Requirement:
Only the pictures are to be left out; write out the rest of the data exactly.

★ ★ ★ ★ ★ ★ ★

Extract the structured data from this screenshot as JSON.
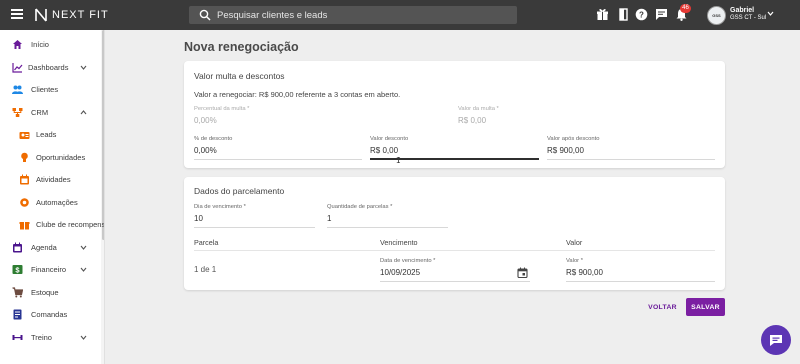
{
  "topbar": {
    "brand": "NEXT FIT",
    "search_placeholder": "Pesquisar clientes e leads",
    "notification_count": "46",
    "user_name": "Gabriel",
    "user_unit": "GSS CT - Sul",
    "avatar_text": "GSS"
  },
  "sidebar": {
    "items": [
      {
        "label": "Início",
        "icon": "home-icon"
      },
      {
        "label": "Dashboards",
        "icon": "chart-icon"
      },
      {
        "label": "Clientes",
        "icon": "people-icon"
      },
      {
        "label": "CRM",
        "icon": "crm-icon"
      },
      {
        "label": "Leads",
        "icon": "leads-icon"
      },
      {
        "label": "Oportunidades",
        "icon": "lightbulb-icon"
      },
      {
        "label": "Atividades",
        "icon": "calendar-icon"
      },
      {
        "label": "Automações",
        "icon": "automation-icon"
      },
      {
        "label": "Clube de recompensa",
        "icon": "gift-icon"
      },
      {
        "label": "Agenda",
        "icon": "agenda-icon"
      },
      {
        "label": "Financeiro",
        "icon": "dollar-icon"
      },
      {
        "label": "Estoque",
        "icon": "cart-icon"
      },
      {
        "label": "Comandas",
        "icon": "receipt-icon"
      },
      {
        "label": "Treino",
        "icon": "dumbbell-icon"
      }
    ]
  },
  "page": {
    "title": "Nova renegociação"
  },
  "multa_card": {
    "title": "Valor multa e descontos",
    "info": "Valor a renegociar: R$ 900,00 referente a 3 contas em aberto.",
    "percentual_multa_label": "Percentual da multa *",
    "percentual_multa_value": "0,00%",
    "valor_multa_label": "Valor da multa *",
    "valor_multa_value": "R$ 0,00",
    "pct_desconto_label": "% de desconto",
    "pct_desconto_value": "0,00%",
    "valor_desconto_label": "Valor desconto",
    "valor_desconto_value": "R$ 0,00",
    "valor_apos_label": "Valor após desconto",
    "valor_apos_value": "R$ 900,00"
  },
  "parcelamento_card": {
    "title": "Dados do parcelamento",
    "dia_label": "Dia de vencimento *",
    "dia_value": "10",
    "qtd_label": "Quantidade de parcelas *",
    "qtd_value": "1",
    "columns": [
      "Parcela",
      "Vencimento",
      "Valor"
    ],
    "rows": [
      {
        "parcela": "1 de 1",
        "data_label": "Data de vencimento *",
        "data_value": "10/09/2025",
        "valor_label": "Valor *",
        "valor_value": "R$ 900,00"
      }
    ]
  },
  "actions": {
    "back_label": "VOLTAR",
    "save_label": "SALVAR"
  },
  "colors": {
    "topbar": "#3a3a3a",
    "accent": "#7b1fa2",
    "sidebar_icon": "#6a1b9a",
    "chat": "#5c35b4"
  }
}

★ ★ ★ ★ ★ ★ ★

Written response:
Extract the structured data from this screenshot as JSON.
{
  "topbar": {
    "brand": "NEXT FIT",
    "search_placeholder": "Pesquisar clientes e leads",
    "notification_count": "46",
    "user_name": "Gabriel",
    "user_unit": "GSS CT - Sul",
    "avatar_text": "GSS"
  },
  "sidebar": {
    "items": [
      {
        "label": "Início",
        "icon": "home-icon"
      },
      {
        "label": "Dashboards",
        "icon": "chart-icon"
      },
      {
        "label": "Clientes",
        "icon": "people-icon"
      },
      {
        "label": "CRM",
        "icon": "crm-icon"
      },
      {
        "label": "Leads",
        "icon": "leads-icon"
      },
      {
        "label": "Oportunidades",
        "icon": "lightbulb-icon"
      },
      {
        "label": "Atividades",
        "icon": "calendar-icon"
      },
      {
        "label": "Automações",
        "icon": "automation-icon"
      },
      {
        "label": "Clube de recompensa",
        "icon": "gift-icon"
      },
      {
        "label": "Agenda",
        "icon": "agenda-icon"
      },
      {
        "label": "Financeiro",
        "icon": "dollar-icon"
      },
      {
        "label": "Estoque",
        "icon": "cart-icon"
      },
      {
        "label": "Comandas",
        "icon": "receipt-icon"
      },
      {
        "label": "Treino",
        "icon": "dumbbell-icon"
      }
    ]
  },
  "page": {
    "title": "Nova renegociação"
  },
  "multa_card": {
    "title": "Valor multa e descontos",
    "info": "Valor a renegociar: R$ 900,00 referente a 3 contas em aberto.",
    "percentual_multa_label": "Percentual da multa *",
    "percentual_multa_value": "0,00%",
    "valor_multa_label": "Valor da multa *",
    "valor_multa_value": "R$ 0,00",
    "pct_desconto_label": "% de desconto",
    "pct_desconto_value": "0,00%",
    "valor_desconto_label": "Valor desconto",
    "valor_desconto_value": "R$ 0,00",
    "valor_apos_label": "Valor após desconto",
    "valor_apos_value": "R$ 900,00"
  },
  "parcelamento_card": {
    "title": "Dados do parcelamento",
    "dia_label": "Dia de vencimento *",
    "dia_value": "10",
    "qtd_label": "Quantidade de parcelas *",
    "qtd_value": "1",
    "columns": [
      "Parcela",
      "Vencimento",
      "Valor"
    ],
    "rows": [
      {
        "parcela": "1 de 1",
        "data_label": "Data de vencimento *",
        "data_value": "10/09/2025",
        "valor_label": "Valor *",
        "valor_value": "R$ 900,00"
      }
    ]
  },
  "actions": {
    "back_label": "VOLTAR",
    "save_label": "SALVAR"
  },
  "colors": {
    "topbar": "#3a3a3a",
    "accent": "#7b1fa2",
    "sidebar_icon": "#6a1b9a",
    "chat": "#5c35b4"
  }
}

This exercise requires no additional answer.